The Wallabies fielded three Test debutants in their last match in Padova in 2008 but few might have predicted which would be the one returning to Italy in 2018.
Mercurial flyhalf Quade Cooper and wunderkind utility James O’Connor stole the headlines that week ahead of their first Test appearances and Cooper in fact stole the match at the death.
But it was the other name in that trio - Sekope Kepu - who has proven the ultimate Wallabies stayer, back in Padova this week.
Kepu played his 100th Test last month against the All Blacks, becoming the first Australian prop to achieve the feat.
He remembers that first Test clearly, standing alongside Wycliff Palu during the anthems and receiving his cap from Australia’s Governor General, Sir Peter Cosgrove.
“I remember that game very well, Sir Peter Cosgrove last week came into the sheds and told me, ‘I remember presenting your cap at the after-match [function].
“That was very nice of him to mention.
“In that game, I was standing next to Cliffy during the anthem, as we were getting ready to get on the field it was Quade, myself and James O’Connor, it was alphabetical order so it was 830, 831 and 832,” he said.
“We weren’t going very well until the dying minutes when Quadey has pulled something out of that, as he does, steps and scores under the posts and we came out on top.
“That made it a good memory for me, for all of us that debuted that night.
Back then, everything was a learning experience for Kepu.

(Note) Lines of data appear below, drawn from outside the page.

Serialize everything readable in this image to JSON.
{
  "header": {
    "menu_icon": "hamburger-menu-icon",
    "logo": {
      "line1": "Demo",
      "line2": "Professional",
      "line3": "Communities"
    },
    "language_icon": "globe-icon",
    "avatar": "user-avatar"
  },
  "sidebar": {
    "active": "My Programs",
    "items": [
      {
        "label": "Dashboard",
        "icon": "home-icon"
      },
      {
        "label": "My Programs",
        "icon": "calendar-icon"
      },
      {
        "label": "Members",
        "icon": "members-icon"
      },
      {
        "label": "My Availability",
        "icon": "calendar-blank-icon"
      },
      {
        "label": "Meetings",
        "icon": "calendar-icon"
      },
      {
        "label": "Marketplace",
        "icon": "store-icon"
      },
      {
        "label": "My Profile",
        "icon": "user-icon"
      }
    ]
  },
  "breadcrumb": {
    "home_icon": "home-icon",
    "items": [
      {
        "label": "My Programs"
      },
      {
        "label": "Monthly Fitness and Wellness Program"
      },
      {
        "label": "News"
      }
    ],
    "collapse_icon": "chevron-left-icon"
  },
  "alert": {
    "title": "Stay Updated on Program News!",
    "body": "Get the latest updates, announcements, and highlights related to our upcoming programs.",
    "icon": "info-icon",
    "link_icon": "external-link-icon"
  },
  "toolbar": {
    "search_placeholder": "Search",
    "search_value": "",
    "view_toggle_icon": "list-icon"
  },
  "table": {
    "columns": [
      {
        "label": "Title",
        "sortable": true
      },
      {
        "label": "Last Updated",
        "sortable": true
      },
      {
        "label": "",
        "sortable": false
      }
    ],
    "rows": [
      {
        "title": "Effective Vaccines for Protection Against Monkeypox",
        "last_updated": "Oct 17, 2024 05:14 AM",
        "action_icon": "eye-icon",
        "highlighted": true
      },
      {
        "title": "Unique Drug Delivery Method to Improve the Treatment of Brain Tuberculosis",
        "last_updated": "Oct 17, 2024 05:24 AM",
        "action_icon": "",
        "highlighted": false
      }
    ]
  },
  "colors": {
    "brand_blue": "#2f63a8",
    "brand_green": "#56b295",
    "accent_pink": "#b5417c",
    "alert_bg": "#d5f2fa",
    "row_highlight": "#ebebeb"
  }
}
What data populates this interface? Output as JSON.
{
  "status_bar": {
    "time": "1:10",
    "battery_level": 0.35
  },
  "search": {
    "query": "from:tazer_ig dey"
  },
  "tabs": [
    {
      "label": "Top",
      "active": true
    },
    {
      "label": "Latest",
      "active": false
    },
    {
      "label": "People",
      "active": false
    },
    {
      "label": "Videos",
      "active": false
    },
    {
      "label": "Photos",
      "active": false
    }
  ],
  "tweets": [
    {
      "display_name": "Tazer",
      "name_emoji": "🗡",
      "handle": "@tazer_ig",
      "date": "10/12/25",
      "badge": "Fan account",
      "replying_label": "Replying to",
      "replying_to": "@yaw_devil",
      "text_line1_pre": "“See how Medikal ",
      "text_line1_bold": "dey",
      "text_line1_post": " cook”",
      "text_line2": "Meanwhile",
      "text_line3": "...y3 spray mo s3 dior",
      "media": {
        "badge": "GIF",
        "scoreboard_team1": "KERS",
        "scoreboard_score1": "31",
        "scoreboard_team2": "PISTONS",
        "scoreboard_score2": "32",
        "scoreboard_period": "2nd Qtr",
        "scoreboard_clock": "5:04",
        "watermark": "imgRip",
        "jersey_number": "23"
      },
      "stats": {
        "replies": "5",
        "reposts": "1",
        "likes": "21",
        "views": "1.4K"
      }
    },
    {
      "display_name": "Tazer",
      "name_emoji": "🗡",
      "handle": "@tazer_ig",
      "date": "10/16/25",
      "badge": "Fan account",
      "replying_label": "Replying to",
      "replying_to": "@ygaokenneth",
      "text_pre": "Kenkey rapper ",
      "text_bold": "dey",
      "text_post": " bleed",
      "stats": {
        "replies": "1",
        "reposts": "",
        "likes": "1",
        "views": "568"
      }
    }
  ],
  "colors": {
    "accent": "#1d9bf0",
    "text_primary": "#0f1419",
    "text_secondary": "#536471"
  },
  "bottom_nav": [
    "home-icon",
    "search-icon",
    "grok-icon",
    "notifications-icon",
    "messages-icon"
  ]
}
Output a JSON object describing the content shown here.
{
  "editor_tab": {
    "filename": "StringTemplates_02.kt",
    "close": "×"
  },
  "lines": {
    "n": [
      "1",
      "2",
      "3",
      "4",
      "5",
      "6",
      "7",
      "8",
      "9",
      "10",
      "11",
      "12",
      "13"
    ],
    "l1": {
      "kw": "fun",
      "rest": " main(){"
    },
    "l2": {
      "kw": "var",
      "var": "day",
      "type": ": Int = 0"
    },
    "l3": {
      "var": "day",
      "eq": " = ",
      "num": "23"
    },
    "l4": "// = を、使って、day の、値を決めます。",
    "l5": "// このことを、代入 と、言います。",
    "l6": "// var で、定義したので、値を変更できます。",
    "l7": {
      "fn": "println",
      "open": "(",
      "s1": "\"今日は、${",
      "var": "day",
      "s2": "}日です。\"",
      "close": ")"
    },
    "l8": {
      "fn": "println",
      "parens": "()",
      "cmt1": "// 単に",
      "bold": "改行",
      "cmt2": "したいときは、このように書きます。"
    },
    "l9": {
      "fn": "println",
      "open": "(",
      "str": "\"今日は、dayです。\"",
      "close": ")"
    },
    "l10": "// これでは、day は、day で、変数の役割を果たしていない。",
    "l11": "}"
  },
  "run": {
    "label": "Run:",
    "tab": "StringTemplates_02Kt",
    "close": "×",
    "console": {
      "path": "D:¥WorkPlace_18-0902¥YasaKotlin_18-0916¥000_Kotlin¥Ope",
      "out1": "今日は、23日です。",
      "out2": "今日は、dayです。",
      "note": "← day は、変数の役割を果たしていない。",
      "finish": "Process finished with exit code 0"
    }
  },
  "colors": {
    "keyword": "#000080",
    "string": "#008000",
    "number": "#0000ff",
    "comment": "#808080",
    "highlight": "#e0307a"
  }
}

Now, he is the one passing on the wisdom.
“Ten years ago I was just happy to be on the tour and learn as much as I could,” he said.
“I quickly realized it’s all the hard work you put in and the people you have around you that have an influence on how far you go, and how you deal with situations.”
Kepu is a family man, a trait he brings through to his role in the Wallabies squad as much as with his own recently expanded brood.
The 32-year-old is a quasi father figure to many of the side’s young front rowers on tour and being around the next generation keeps him on his toes.
“It’s pretty surreal, a full circle coming around. I look at someone like Taniela, 22, that was me 10 years ago. He’s come a long way.
“We’ve got a lot of guys that are starting their careers off, Jordan [Petaia], Robbie [Valetini], we actually had dinner with those guys and it was nice to chat to them.
“It’s their first time so it gives me a buzz seeing how they’re feeling.
“You are reiterating to them that it’s a special group to be a part of and it’s not everyday you travel with 30 guys around the world and do what you love.”
It’s his wife Anna and their four children that motivate him every day, even when he is halfway around the world from them.
“Having a family at such a young age, having my wife there pushing me along the way, and the kids to inspire me to come away on tours,” he said.
“It’s funny, I look at some of the memories that pop up on Facebook and it’s always 10 years ago, eight years ago, five years ago, it’s always them saying goodbye.
“That’s been the cornerstone of my success, having the right people around you. You’re always working hard for them and wanting to make them proud.
“There’s a heavy responsibility on myself to do well for them because they’ve sacrificed a lot themselves for me to be here.
“Every day I’m grateful to be here, be around guys like Tolu who keep me young, keep me updated with everything that’s happening in this world, some songs you’d never hear of until they bring it up.
Australia takes on Italy on Saturday November 17 in Padova, kicking off at 3pm local Sunday 3am AEDT, LIVE on beIn Sports Channel 515 and SBS.